He added that Ireland’s vaccination programme has been widely acknowledged as one of the most successful programmes in the world, with the uptake of dose one at over 97.6% of the eligible population.

"We know that there will continue to be people who want to get their primary vaccine dose or their first or second booster.
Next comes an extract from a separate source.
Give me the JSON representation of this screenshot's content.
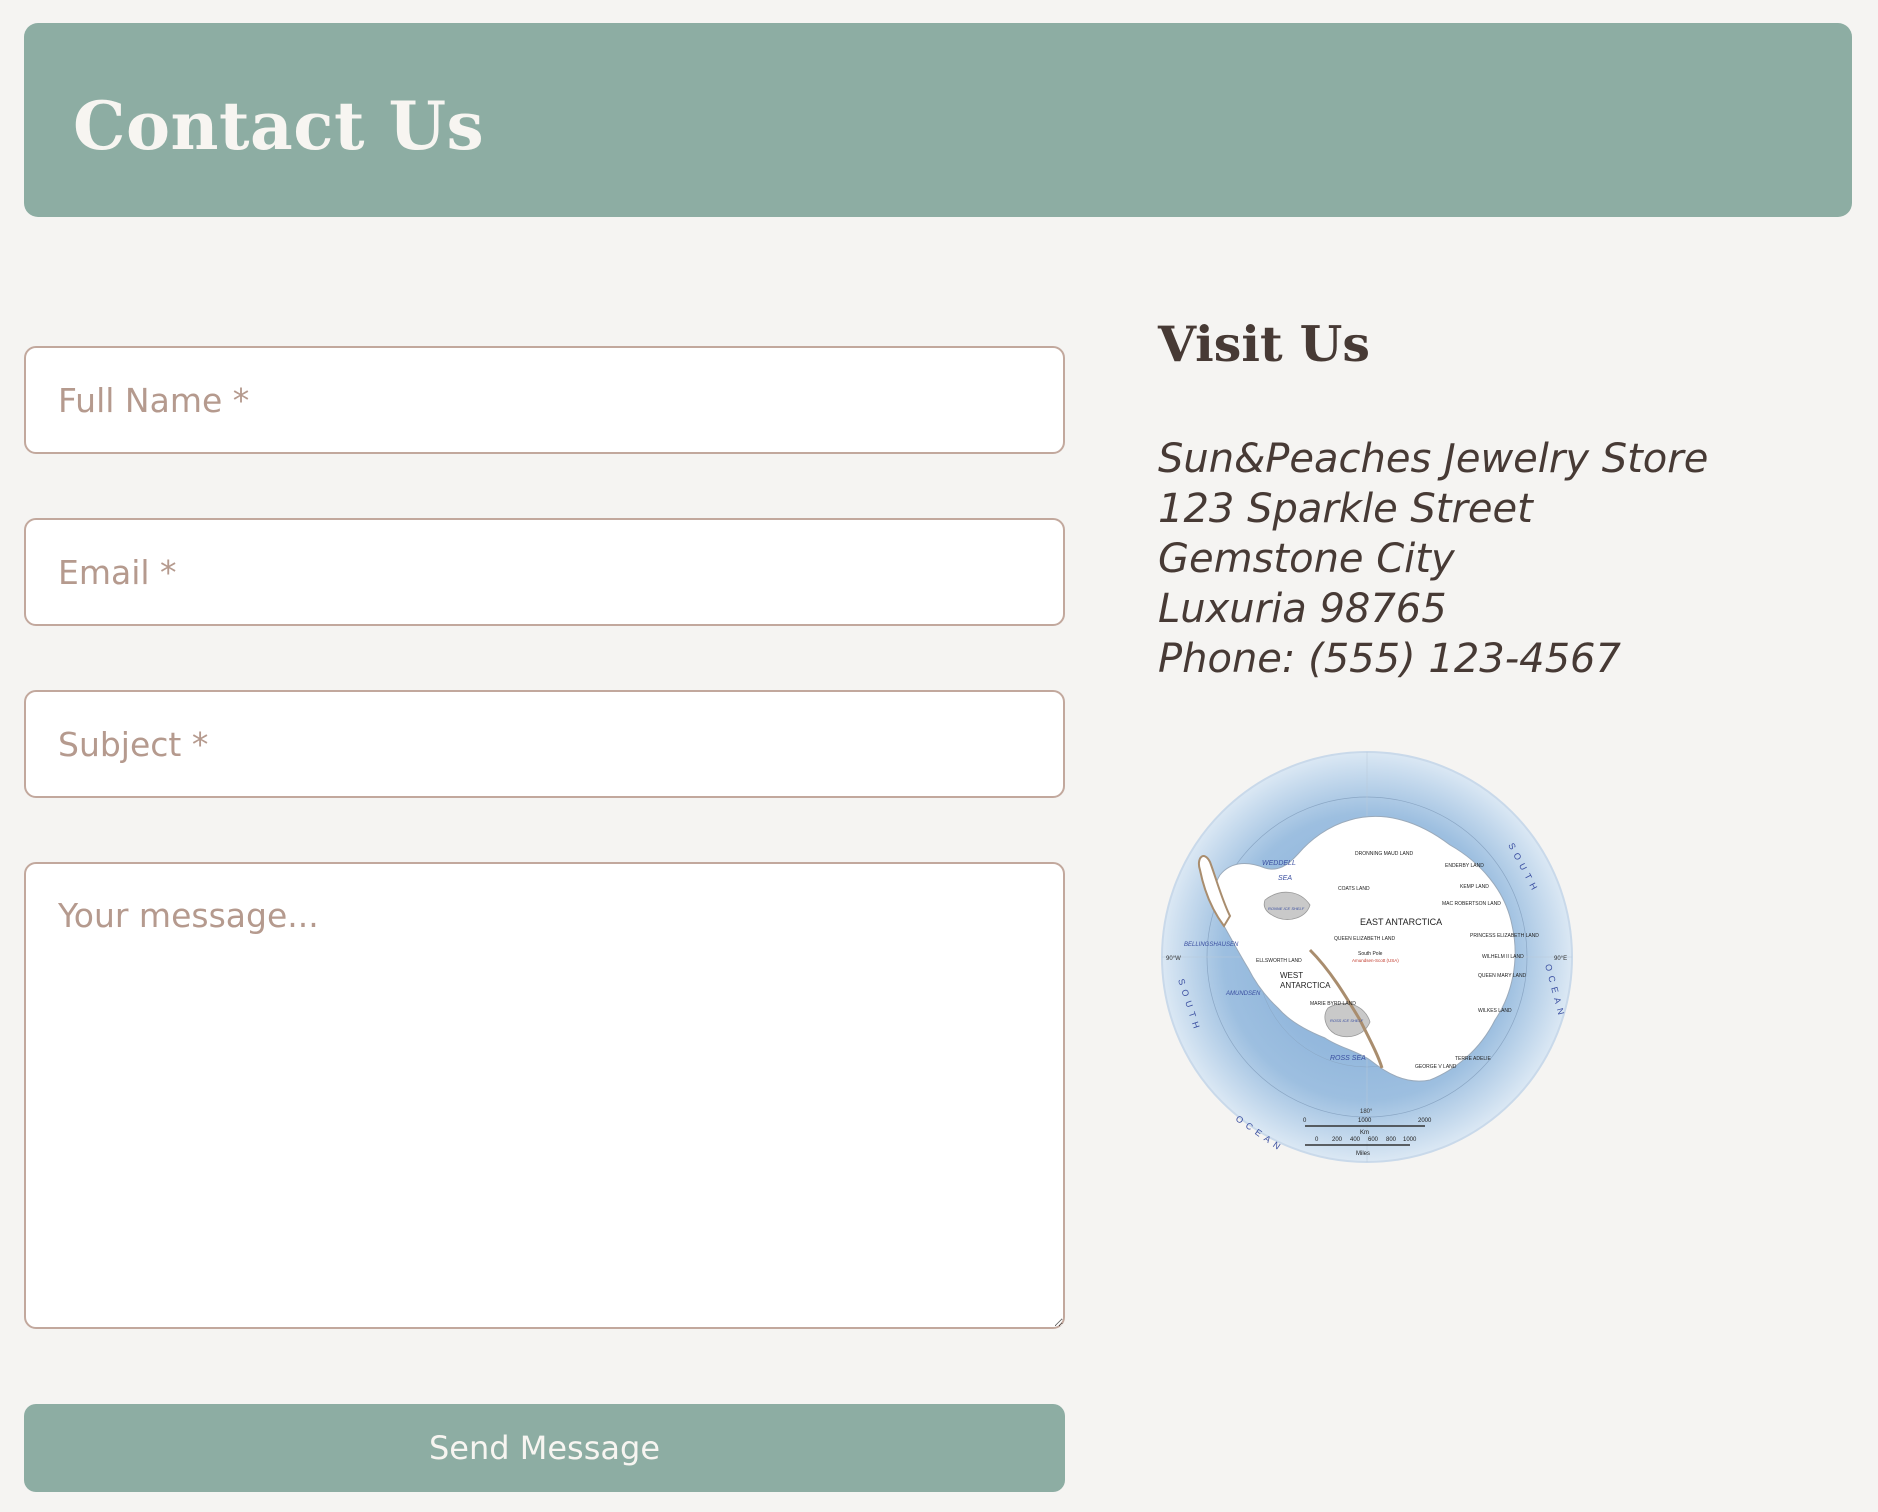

This includes those who may have had Covid-19 in the previous four months, those who have recently become eligible by age, or those who have recently arrived in Ireland," Mr McCallion said.

Damien McCallion (File photo:

"While some vaccination centres around the country have closed or will shortly close, we are retaining 15 vaccination centres nationally to ensure that there is access to vaccination over the summer for anyone who requires it.

"The continuing involvement of many pharmacies in the Covid-19 vaccination programme will ensure that people can still easily access it and the public can check to find a participating pharmacy nearest to them."

Mr McCallion added that the HSE is encouraging anyone who has yet to get their vaccine to book an appointment online at or ring HSELive to book an appointment in a HSE vaccination centre.

"We are currently working on our plans for the autumn/winter period. We know that the flu vaccine will again be an important part of the plan to protect those who are most vulnerable and we will be ready to respond to any further NIAC guidance in relation to further vaccines in the autumn," he said.

"It is likely that NIAC will recommend a gap between vaccines, so it’s important that those who are eligible get their second booster as soon as possible."